NEW YORK (Reuters) - AT&T Inc said on Wednesday it would double its wireless data network speeds as part of an upgrade that it aims to kick off later this year and complete in 2011.
The second biggest U.S. mobile service said its plan, which includes the expansion of its existing wireless data network from 350 metropolitan areas to 370 this year, would be covered by its previously announced capital spending budget of $17 billion to $18 billion for 2009.
The increase to its mobile Web surfing speeds involves an upgrade of a network technology known as High Speed Packet Access (HSPA) that AT&T already uses. The upgrade is expected to increase AT&T’s theoretical network speed to 7.2 megabits per second from current levels of 3 megabits per second, the company said.
However, actual network speeds can vary hugely once a network is loaded with customers. AT&T said it would have multiple laptop network cards and smartphones available to take advantage of the upgrade later this year.
The company also said it would start tests for its next network technology upgrade with a technology known as Long Term Evolution (LTE) in 2010 and plans to start building LTE into its network in 2011.
Its bigger rival Verizon Wireless, owned by Verizon Communications Inc and Vodafone Group Plc, plans to already start installing LTE into its network later in 2009, a year ahead of AT&T.

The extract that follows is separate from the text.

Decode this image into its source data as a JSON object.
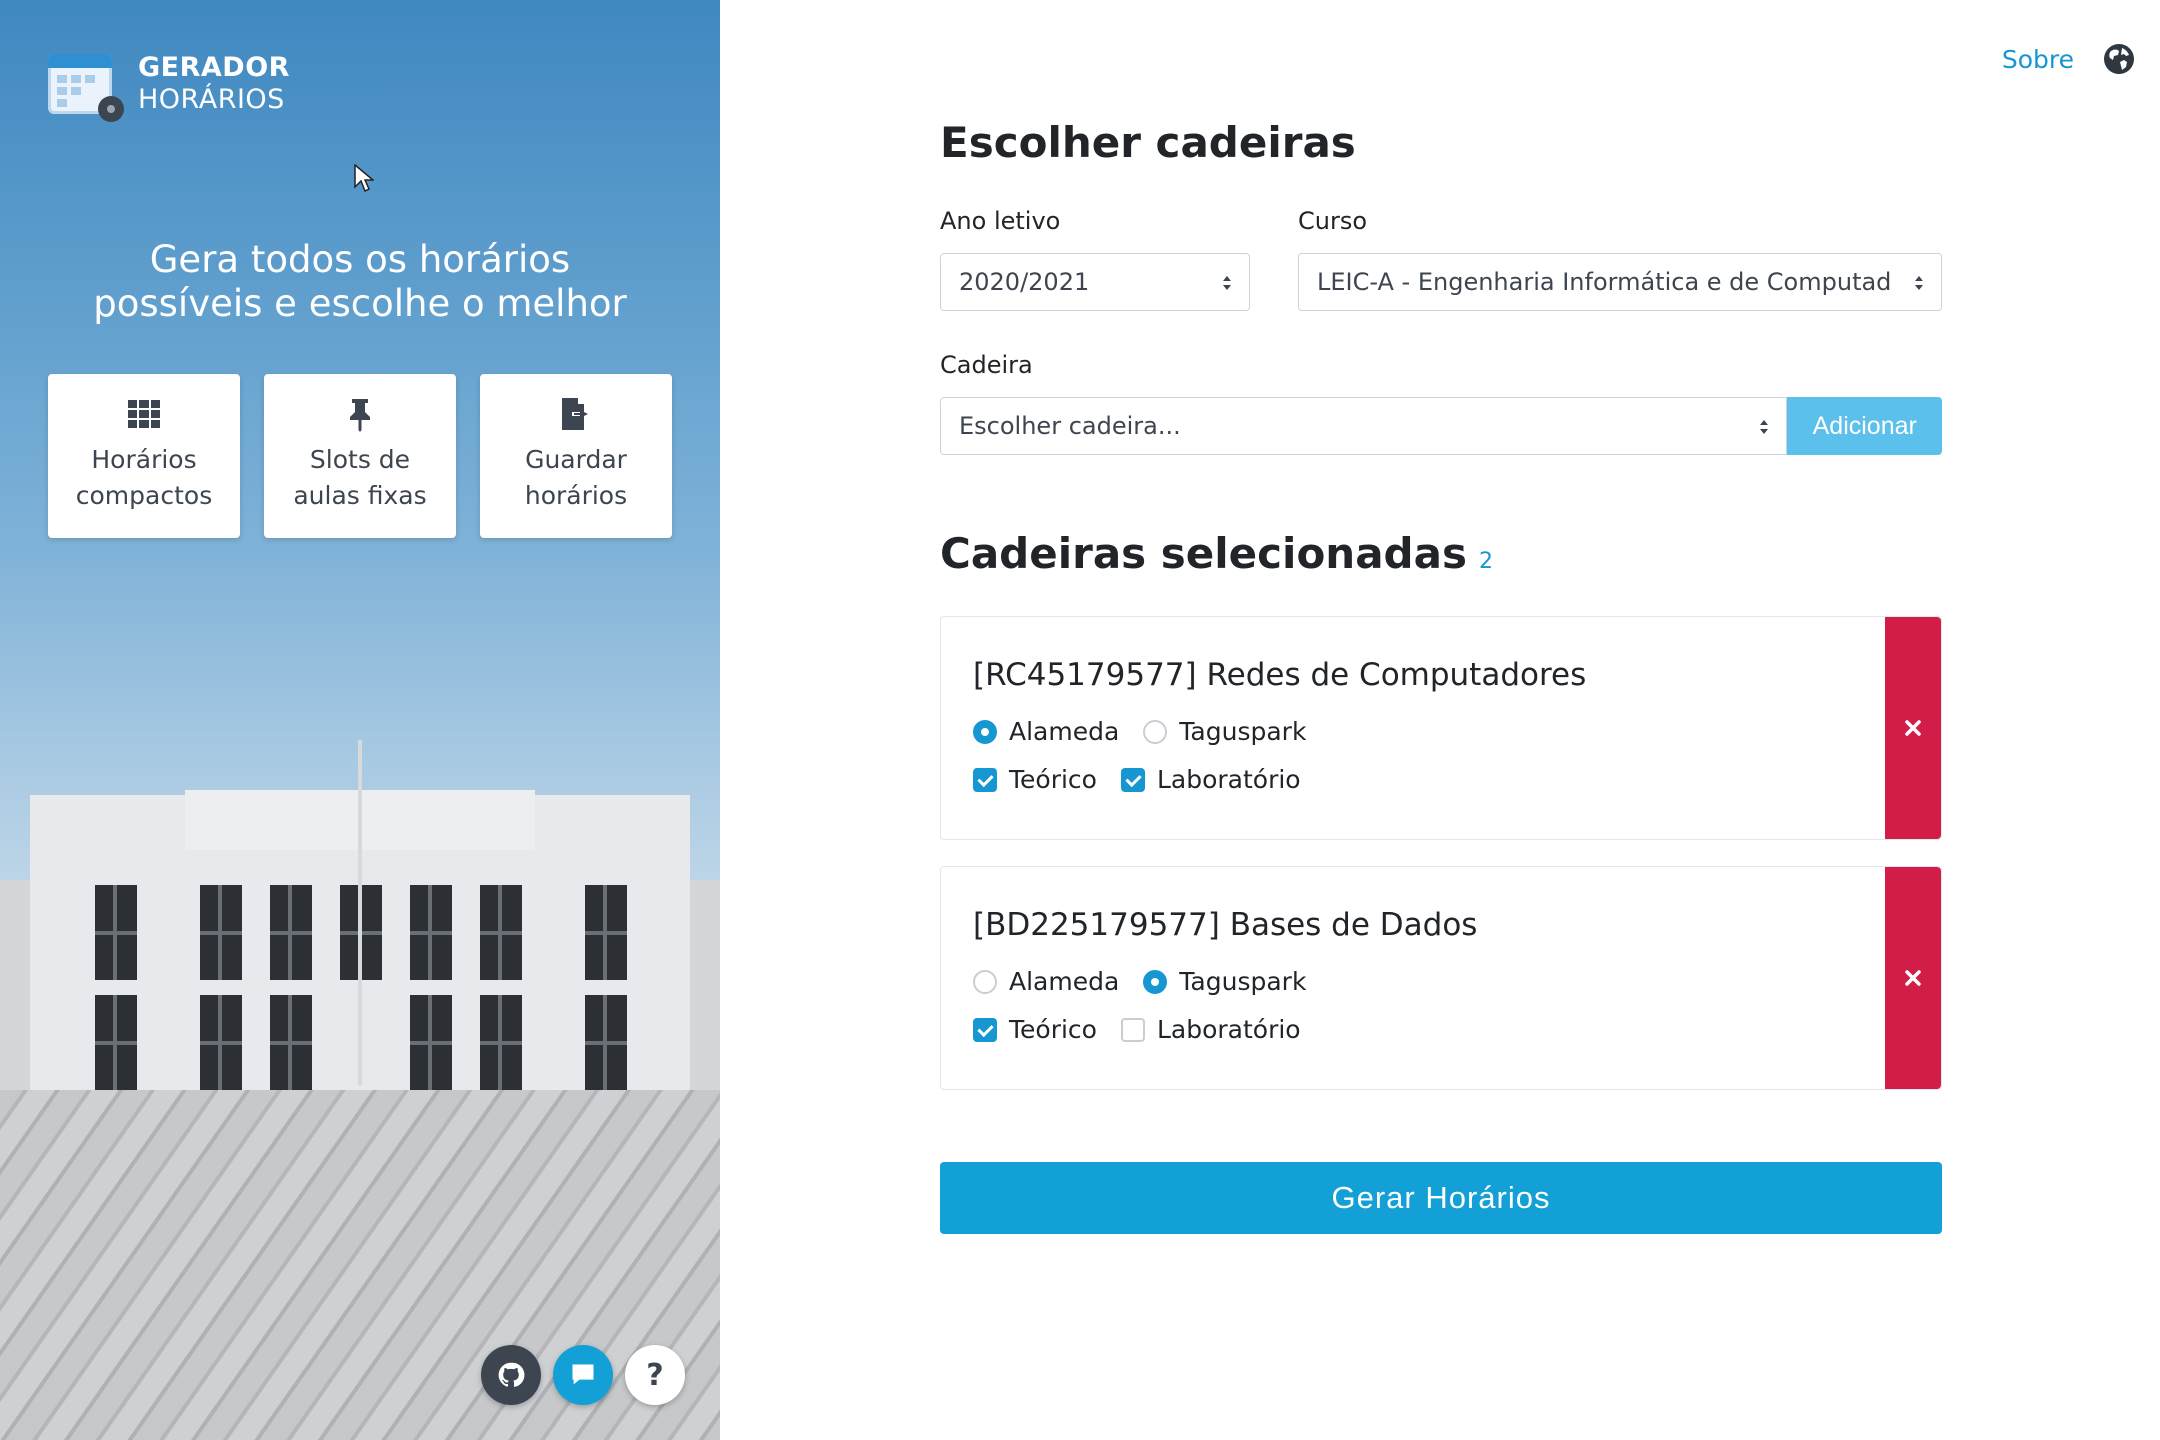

Clearwire Corp is building a rival high-speed network based on WiMax, another emerging technology.
Reporting by Sinead Carew; Editing by Richard Chang